Given records:
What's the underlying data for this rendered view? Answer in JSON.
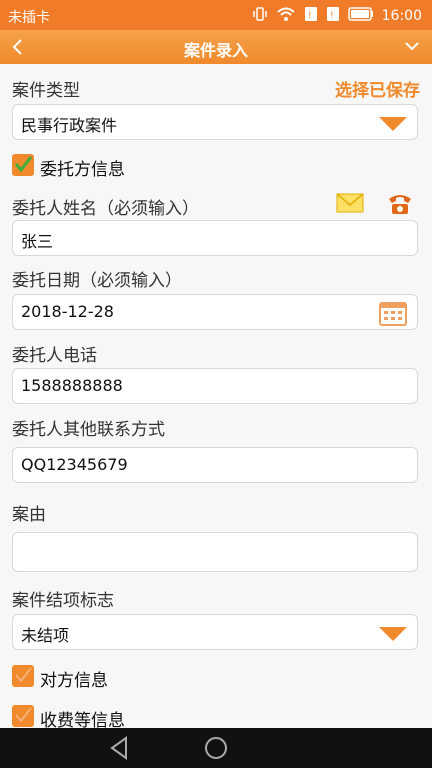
{
  "status": {
    "carrier": "未插卡",
    "time": "16:00"
  },
  "titlebar": {
    "title": "案件录入"
  },
  "case_type": {
    "label": "案件类型",
    "saved_link": "选择已保存",
    "value": "民事行政案件"
  },
  "client_section": {
    "label": "委托方信息"
  },
  "client_name": {
    "label": "委托人姓名（必须输入）",
    "value": "张三"
  },
  "client_date": {
    "label": "委托日期（必须输入）",
    "value": "2018-12-28"
  },
  "client_phone": {
    "label": "委托人电话",
    "value": "1588888888"
  },
  "client_other": {
    "label": "委托人其他联系方式",
    "value": "QQ12345679"
  },
  "case_reason": {
    "label": "案由",
    "value": ""
  },
  "case_status": {
    "label": "案件结项标志",
    "value": "未结项"
  },
  "opponent_section": {
    "label": "对方信息"
  },
  "fee_section": {
    "label": "收费等信息"
  },
  "colors": {
    "accent": "#f08a2c",
    "title_bg": "#f4a24a"
  },
  "icons": [
    "back-icon",
    "menu-chevron-icon",
    "dropdown-arrow-icon",
    "checkbox-icon",
    "mail-icon",
    "phone-icon",
    "calendar-icon",
    "nav-back-icon",
    "nav-home-icon"
  ]
}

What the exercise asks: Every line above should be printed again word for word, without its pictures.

Answer space:
What's the underlying data for this rendered view? Answer in JSON.
{
  "status": {
    "carrier": "未插卡",
    "time": "16:00"
  },
  "titlebar": {
    "title": "案件录入"
  },
  "case_type": {
    "label": "案件类型",
    "saved_link": "选择已保存",
    "value": "民事行政案件"
  },
  "client_section": {
    "label": "委托方信息"
  },
  "client_name": {
    "label": "委托人姓名（必须输入）",
    "value": "张三"
  },
  "client_date": {
    "label": "委托日期（必须输入）",
    "value": "2018-12-28"
  },
  "client_phone": {
    "label": "委托人电话",
    "value": "1588888888"
  },
  "client_other": {
    "label": "委托人其他联系方式",
    "value": "QQ12345679"
  },
  "case_reason": {
    "label": "案由",
    "value": ""
  },
  "case_status": {
    "label": "案件结项标志",
    "value": "未结项"
  },
  "opponent_section": {
    "label": "对方信息"
  },
  "fee_section": {
    "label": "收费等信息"
  },
  "colors": {
    "accent": "#f08a2c",
    "title_bg": "#f4a24a"
  },
  "icons": [
    "back-icon",
    "menu-chevron-icon",
    "dropdown-arrow-icon",
    "checkbox-icon",
    "mail-icon",
    "phone-icon",
    "calendar-icon",
    "nav-back-icon",
    "nav-home-icon"
  ]
}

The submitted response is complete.